Search the entries for the word "nones" and report each line that has it.

Given records:
========
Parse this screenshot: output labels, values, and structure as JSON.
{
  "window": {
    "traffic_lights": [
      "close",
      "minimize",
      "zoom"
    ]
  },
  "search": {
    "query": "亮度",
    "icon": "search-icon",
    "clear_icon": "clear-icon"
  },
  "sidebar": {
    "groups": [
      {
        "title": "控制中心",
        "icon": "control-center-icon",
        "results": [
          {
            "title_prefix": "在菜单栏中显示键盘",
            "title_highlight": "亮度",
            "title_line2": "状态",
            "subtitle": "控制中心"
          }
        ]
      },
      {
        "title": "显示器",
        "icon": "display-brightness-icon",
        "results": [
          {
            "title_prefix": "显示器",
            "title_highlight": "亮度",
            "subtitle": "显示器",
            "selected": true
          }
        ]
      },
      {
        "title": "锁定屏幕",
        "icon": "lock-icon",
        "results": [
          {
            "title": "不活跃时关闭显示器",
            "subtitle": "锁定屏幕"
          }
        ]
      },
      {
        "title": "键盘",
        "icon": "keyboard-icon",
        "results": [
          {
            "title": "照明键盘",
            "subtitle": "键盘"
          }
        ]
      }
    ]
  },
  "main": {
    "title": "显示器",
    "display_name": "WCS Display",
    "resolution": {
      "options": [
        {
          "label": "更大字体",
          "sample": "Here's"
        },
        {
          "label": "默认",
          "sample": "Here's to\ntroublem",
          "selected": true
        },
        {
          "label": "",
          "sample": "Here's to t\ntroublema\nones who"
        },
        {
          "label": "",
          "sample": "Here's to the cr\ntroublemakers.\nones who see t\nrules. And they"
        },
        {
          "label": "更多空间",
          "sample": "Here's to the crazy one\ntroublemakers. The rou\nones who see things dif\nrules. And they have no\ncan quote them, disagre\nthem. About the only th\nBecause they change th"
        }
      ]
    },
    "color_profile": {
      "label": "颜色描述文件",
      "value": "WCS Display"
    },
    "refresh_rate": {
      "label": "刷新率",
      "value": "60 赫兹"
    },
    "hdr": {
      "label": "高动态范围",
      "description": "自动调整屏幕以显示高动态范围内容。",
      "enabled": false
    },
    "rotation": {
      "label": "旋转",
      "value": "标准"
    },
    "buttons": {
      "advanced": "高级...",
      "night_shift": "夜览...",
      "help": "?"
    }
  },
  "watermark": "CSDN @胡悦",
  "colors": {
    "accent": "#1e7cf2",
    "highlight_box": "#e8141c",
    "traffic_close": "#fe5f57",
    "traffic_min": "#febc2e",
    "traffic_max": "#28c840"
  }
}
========
Solution to this exercise:
          "sample": "Here's to t\ntroublema\nones who"
          "sample": "Here's to the cr\ntroublemakers.\nones who see t\nrules. And they"
          "sample": "Here's to the crazy one\ntroublemakers. The rou\nones who see things dif\nrules. And they have no\ncan quote them, disagre\nthem. About the only th\nBecause they change th"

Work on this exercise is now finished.